[Start of Attachment]

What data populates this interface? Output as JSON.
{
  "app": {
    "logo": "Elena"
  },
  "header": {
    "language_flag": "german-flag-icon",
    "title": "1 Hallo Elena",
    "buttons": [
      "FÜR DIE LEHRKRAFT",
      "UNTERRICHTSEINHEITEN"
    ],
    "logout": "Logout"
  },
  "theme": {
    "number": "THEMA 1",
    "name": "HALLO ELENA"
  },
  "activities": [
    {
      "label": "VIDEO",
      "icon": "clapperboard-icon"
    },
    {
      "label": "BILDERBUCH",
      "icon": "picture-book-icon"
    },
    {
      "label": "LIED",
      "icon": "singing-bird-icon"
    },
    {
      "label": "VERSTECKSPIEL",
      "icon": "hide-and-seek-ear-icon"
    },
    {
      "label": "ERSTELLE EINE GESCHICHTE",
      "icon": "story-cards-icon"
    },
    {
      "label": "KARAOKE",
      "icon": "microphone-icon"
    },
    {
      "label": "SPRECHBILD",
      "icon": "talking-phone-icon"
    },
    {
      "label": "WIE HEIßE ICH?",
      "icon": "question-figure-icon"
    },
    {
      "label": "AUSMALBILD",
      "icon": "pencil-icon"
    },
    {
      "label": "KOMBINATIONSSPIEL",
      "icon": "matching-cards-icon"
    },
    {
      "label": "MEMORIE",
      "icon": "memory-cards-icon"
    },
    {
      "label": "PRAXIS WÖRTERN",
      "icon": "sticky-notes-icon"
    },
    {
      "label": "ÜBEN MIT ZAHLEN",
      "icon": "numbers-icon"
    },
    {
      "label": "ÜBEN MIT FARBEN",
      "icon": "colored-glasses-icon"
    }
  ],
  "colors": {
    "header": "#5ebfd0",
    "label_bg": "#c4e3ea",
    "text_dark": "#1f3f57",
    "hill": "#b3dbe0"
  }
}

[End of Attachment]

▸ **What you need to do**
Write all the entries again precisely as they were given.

▸ **Solved problem**
What data populates this interface? Output as JSON.
{
  "app": {
    "logo": "Elena"
  },
  "header": {
    "language_flag": "german-flag-icon",
    "title": "1 Hallo Elena",
    "buttons": [
      "FÜR DIE LEHRKRAFT",
      "UNTERRICHTSEINHEITEN"
    ],
    "logout": "Logout"
  },
  "theme": {
    "number": "THEMA 1",
    "name": "HALLO ELENA"
  },
  "activities": [
    {
      "label": "VIDEO",
      "icon": "clapperboard-icon"
    },
    {
      "label": "BILDERBUCH",
      "icon": "picture-book-icon"
    },
    {
      "label": "LIED",
      "icon": "singing-bird-icon"
    },
    {
      "label": "VERSTECKSPIEL",
      "icon": "hide-and-seek-ear-icon"
    },
    {
      "label": "ERSTELLE EINE GESCHICHTE",
      "icon": "story-cards-icon"
    },
    {
      "label": "KARAOKE",
      "icon": "microphone-icon"
    },
    {
      "label": "SPRECHBILD",
      "icon": "talking-phone-icon"
    },
    {
      "label": "WIE HEIßE ICH?",
      "icon": "question-figure-icon"
    },
    {
      "label": "AUSMALBILD",
      "icon": "pencil-icon"
    },
    {
      "label": "KOMBINATIONSSPIEL",
      "icon": "matching-cards-icon"
    },
    {
      "label": "MEMORIE",
      "icon": "memory-cards-icon"
    },
    {
      "label": "PRAXIS WÖRTERN",
      "icon": "sticky-notes-icon"
    },
    {
      "label": "ÜBEN MIT ZAHLEN",
      "icon": "numbers-icon"
    },
    {
      "label": "ÜBEN MIT FARBEN",
      "icon": "colored-glasses-icon"
    }
  ],
  "colors": {
    "header": "#5ebfd0",
    "label_bg": "#c4e3ea",
    "text_dark": "#1f3f57",
    "hill": "#b3dbe0"
  }
}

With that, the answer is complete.